The Final Rule’s 30-day deadline may also be challenging to comply with in some circumstances. The question of whether a notification event has occurred, or whether 500 or more consumers have been affected by such an event, may not be easy to determine depending on the facts, and the facts and the company’s understanding of the nature and impact of a security breach may quickly evolve. The Final Rule places additional pressure on these determinations given that the FTC has made clear that the 30-day timeframe begins running when any employee at the company has relevant knowledge. Accordingly, non-bank financial institutions covered by the Final Rule should confirm they have clear procedures that apply to all employees so that any potential notification events can be raised to appropriate personnel.
 See Fed. Trade Comm’n, Final Rule: Standards for Safeguarding Customer Information, RIN 3084-AB35 (Oct. 27, 2023) (“Adopting Release”) available at https://www.ftc.gov/system/files/ftc_gov/pdf/p145407_safeguards_rule.pdf.
 Id. at 26.
 16 C.F.R. § 313.3(k) (2021).
 15 U.S.C. 6801(b).
 16 C.F.R. § 314 (2021).
 Standards for Safeguarding Customer Information, Supplemental Notice of Proposed Rulemaking and Request for Public Comment, Federal Trade Commission, 86 Fed. Reg. 70,062, 70,067 (Dec. 9, 2021).
 Adopting Release at 20.
 The proposal would have required financial institutions that become aware of a security event to promptly determine the likelihood that customer information has been or will be misused. Reporting would have been triggered upon a financial institution determining that, among other conditions, “misuse of customer information ha[d] occurred or . . . [was] reasonably likely [to occur].” The FTC agreed with certain commenters that the proposed approach required clarification, including because “the ambiguity [in the proposal] could have been used as an opportunity to circumvent the reporting requirement.” Id. at 12.

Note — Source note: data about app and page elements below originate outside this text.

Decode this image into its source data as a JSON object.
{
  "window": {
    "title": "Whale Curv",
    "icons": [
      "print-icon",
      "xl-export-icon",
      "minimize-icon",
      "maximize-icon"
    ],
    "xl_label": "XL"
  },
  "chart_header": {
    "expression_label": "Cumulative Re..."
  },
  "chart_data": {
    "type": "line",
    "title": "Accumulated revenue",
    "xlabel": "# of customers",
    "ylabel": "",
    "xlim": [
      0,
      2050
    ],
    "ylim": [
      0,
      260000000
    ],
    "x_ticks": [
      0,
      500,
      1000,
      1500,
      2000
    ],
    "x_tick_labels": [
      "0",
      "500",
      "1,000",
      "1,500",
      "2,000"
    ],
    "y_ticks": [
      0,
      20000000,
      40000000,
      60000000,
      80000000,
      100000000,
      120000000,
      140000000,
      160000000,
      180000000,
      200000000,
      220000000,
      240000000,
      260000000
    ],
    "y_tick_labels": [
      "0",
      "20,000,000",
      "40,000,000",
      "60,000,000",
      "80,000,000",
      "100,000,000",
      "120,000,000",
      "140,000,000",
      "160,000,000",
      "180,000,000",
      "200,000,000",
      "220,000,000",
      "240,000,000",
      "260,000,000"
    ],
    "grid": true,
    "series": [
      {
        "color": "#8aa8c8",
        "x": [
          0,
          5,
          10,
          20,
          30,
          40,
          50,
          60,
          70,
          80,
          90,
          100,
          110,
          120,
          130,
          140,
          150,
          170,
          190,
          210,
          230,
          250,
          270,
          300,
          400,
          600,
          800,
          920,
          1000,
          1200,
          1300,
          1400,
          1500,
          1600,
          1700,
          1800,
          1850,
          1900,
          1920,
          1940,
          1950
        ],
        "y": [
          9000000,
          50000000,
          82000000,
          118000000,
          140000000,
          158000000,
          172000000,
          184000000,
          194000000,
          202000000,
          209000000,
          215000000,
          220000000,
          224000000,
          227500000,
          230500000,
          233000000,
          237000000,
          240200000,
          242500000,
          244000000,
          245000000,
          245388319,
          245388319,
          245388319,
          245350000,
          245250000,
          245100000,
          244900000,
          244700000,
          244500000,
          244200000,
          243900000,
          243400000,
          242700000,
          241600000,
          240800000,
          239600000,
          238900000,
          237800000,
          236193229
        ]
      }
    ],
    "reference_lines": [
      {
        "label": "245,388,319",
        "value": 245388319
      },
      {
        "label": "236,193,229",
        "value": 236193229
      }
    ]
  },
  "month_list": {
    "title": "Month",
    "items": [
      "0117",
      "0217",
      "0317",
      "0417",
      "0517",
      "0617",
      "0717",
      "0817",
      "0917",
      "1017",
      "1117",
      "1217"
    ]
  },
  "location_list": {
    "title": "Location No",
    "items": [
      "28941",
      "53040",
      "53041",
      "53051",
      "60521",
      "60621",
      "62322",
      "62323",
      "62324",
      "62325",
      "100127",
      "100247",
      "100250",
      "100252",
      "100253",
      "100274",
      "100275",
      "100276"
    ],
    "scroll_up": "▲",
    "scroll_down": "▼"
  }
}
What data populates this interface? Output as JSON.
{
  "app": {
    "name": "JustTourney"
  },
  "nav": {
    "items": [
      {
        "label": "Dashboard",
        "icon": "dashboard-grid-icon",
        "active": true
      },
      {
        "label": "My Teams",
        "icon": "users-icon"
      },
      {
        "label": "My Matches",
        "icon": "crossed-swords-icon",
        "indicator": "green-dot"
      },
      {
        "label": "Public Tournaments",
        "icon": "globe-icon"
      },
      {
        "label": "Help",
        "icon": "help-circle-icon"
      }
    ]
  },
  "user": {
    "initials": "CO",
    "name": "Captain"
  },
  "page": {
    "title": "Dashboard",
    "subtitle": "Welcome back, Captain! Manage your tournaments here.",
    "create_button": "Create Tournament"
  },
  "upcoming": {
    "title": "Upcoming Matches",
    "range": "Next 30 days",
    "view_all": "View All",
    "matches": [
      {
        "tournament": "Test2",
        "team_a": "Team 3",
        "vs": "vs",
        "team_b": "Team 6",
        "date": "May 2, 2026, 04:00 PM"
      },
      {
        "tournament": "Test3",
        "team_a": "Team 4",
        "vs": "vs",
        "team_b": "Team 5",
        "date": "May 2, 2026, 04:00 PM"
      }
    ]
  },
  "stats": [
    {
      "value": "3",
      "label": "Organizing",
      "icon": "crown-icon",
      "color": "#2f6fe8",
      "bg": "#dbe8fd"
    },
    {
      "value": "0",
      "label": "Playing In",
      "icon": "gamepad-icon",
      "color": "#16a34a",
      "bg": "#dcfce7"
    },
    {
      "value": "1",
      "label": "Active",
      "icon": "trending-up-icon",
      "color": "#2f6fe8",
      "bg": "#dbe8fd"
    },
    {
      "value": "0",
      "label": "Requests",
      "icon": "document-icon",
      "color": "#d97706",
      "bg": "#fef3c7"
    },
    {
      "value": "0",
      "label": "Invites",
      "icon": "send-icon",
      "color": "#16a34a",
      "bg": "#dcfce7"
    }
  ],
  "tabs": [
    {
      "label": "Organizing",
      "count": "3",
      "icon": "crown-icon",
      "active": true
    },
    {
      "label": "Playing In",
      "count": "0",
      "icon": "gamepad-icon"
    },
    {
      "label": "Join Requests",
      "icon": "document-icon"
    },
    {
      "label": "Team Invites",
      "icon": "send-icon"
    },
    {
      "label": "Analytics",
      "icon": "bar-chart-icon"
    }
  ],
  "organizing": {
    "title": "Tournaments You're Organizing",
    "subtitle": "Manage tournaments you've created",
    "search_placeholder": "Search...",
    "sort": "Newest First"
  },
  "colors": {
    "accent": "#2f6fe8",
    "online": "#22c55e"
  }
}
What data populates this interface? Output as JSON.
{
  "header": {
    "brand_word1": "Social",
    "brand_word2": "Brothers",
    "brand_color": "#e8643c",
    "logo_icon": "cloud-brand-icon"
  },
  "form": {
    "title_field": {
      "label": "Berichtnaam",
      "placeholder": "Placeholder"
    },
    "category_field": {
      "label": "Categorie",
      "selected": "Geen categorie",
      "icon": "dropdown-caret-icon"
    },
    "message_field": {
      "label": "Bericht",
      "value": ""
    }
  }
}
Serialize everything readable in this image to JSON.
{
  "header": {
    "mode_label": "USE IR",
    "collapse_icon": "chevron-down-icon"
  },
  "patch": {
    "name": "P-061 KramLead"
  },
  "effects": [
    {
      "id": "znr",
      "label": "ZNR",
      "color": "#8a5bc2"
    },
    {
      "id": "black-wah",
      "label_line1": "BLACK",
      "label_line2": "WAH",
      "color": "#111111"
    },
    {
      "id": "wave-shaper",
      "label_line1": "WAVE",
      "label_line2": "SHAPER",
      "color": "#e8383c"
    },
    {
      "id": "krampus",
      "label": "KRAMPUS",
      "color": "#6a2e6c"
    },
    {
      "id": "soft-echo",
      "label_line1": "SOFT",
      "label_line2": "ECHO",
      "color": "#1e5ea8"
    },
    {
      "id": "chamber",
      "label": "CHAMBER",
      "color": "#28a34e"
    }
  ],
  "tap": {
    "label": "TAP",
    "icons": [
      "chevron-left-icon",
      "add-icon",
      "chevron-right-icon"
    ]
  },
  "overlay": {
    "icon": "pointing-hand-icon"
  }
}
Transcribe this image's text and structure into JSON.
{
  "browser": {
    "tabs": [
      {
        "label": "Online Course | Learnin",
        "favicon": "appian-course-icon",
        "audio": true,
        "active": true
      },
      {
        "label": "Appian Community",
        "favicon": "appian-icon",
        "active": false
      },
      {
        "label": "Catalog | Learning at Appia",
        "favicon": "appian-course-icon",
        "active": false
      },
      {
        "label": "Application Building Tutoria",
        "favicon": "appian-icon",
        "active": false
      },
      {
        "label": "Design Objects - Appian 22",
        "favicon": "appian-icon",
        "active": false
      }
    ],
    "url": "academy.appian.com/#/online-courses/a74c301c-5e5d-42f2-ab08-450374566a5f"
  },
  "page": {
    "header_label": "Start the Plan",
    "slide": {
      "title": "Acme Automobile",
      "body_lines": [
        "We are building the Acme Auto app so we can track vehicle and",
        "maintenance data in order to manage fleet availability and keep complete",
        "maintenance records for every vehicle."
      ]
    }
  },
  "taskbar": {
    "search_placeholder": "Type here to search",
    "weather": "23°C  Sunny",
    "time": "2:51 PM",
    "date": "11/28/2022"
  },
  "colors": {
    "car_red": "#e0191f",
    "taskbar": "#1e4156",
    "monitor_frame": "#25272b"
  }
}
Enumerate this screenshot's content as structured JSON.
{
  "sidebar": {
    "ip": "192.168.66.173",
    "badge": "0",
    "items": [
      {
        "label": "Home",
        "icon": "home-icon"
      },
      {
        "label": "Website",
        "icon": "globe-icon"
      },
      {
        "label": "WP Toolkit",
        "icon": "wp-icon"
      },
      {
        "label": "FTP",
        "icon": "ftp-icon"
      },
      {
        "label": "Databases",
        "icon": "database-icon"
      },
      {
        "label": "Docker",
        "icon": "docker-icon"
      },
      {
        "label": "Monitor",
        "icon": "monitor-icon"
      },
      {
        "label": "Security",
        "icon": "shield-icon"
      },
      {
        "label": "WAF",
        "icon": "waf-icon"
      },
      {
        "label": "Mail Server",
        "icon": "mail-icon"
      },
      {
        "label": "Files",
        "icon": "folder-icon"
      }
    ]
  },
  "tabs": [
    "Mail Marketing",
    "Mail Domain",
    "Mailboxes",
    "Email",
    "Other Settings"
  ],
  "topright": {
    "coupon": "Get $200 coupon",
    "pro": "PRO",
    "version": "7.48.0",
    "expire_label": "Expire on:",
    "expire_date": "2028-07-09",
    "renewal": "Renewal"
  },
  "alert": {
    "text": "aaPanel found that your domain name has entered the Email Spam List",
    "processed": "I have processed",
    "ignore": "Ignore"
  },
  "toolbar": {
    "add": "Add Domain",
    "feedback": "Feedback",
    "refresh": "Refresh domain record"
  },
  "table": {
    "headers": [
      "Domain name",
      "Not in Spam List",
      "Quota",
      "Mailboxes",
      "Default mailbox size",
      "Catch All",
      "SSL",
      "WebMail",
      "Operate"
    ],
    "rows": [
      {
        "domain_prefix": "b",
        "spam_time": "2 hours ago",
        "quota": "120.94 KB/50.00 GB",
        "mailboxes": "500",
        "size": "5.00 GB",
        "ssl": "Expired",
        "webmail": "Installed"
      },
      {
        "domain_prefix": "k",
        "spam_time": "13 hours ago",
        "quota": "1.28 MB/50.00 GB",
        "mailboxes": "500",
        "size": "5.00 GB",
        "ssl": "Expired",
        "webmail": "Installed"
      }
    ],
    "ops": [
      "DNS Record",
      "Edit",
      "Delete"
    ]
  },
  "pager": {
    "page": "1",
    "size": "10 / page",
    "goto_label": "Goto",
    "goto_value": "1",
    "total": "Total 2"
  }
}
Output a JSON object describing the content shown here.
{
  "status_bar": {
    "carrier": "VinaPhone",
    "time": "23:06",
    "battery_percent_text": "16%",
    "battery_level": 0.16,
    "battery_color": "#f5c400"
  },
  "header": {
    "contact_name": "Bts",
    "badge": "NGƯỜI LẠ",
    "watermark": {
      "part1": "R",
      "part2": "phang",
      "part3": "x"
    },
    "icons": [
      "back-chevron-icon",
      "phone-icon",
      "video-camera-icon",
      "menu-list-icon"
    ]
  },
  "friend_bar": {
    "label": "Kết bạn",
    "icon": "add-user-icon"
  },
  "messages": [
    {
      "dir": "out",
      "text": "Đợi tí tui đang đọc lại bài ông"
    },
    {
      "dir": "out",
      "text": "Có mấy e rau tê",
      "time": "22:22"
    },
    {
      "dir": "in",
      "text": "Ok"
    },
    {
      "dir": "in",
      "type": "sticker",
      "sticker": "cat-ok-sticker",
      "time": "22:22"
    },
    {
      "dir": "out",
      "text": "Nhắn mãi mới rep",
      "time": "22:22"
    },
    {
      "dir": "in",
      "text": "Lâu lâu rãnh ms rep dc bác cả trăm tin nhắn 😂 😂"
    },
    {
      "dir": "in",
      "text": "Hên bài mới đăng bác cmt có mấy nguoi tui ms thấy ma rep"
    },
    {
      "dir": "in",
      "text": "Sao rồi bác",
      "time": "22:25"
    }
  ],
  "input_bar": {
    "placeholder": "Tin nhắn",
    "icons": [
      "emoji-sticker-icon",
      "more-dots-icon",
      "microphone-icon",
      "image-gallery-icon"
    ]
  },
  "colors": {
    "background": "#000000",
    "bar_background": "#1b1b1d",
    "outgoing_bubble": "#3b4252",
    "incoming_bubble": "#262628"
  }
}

 Id. at 17.
 The FTC agreed with certain commenters that notification need not be required “when harm to consumers is rendered extremely unlikely because the customer information is encrypted.” Id. at 16.
 Id. at 12.
 Id. at 20.
 Id. at 22.
 Id. at 20.
 Id. at 20‑21.
 Id. at 26.
 Id. at 27.
This post comes to us from Sullivan & Cromwell LLP. It is based on the firm’s memorandum, “Federal Trade Commission Requires Non-Bank Financial Institutions to Report Certain Data Breaches,” dated November 1, 2023, and available here.